-- ASSIGNMENT --
In the entries that follow, find each line with the word "label" and copy it.

-- Dataset excerpts --

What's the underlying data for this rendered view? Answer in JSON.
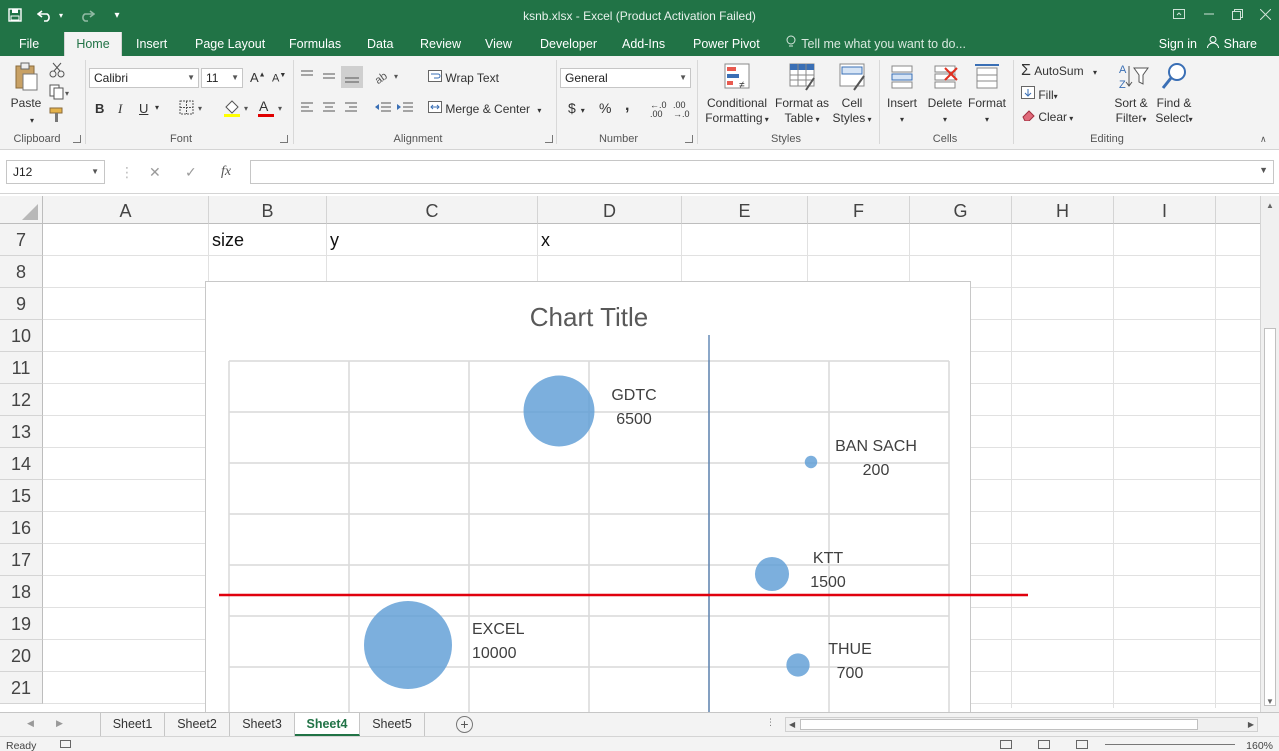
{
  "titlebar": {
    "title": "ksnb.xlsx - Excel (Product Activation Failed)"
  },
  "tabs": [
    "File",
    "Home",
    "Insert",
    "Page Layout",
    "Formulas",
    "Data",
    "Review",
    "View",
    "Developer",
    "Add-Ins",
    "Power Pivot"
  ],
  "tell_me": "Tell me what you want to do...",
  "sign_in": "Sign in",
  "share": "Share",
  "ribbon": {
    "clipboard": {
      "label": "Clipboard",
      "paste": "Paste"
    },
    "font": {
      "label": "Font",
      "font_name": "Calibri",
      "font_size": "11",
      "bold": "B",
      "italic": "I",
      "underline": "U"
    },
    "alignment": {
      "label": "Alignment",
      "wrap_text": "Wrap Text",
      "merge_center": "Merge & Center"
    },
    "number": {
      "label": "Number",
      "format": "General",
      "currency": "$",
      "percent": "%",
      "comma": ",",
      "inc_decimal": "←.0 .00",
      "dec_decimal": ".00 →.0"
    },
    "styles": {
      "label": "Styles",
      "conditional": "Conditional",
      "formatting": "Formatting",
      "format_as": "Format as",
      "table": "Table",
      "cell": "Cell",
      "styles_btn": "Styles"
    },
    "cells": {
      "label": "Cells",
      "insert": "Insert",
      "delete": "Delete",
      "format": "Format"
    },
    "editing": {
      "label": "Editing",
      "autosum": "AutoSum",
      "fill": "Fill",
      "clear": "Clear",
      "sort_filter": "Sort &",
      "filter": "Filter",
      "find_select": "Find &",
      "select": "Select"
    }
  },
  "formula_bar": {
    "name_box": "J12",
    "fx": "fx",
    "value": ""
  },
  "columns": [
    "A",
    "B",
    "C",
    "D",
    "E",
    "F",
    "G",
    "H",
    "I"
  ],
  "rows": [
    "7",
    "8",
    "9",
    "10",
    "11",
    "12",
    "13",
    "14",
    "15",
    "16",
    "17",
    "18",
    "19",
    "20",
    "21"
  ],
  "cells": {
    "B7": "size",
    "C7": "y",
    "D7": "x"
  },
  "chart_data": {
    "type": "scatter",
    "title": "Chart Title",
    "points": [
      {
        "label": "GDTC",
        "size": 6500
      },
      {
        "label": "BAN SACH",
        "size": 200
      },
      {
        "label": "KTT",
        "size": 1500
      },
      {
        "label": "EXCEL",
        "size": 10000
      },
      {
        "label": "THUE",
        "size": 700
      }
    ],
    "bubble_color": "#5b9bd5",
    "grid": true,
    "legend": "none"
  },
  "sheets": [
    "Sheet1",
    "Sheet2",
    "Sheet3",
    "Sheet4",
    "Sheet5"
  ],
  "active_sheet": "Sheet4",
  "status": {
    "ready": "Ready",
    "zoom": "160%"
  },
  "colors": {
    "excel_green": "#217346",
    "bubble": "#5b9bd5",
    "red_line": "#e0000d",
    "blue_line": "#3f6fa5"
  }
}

-- PROBLEM SOLUTION --
      "label": "Clipboard",
      "label": "Font",
      "label": "Alignment",
      "label": "Number",
      "label": "Styles",
      "label": "Cells",
      "label": "Editing",
        "label": "GDTC",
        "label": "BAN SACH",
        "label": "KTT",
        "label": "EXCEL",
        "label": "THUE",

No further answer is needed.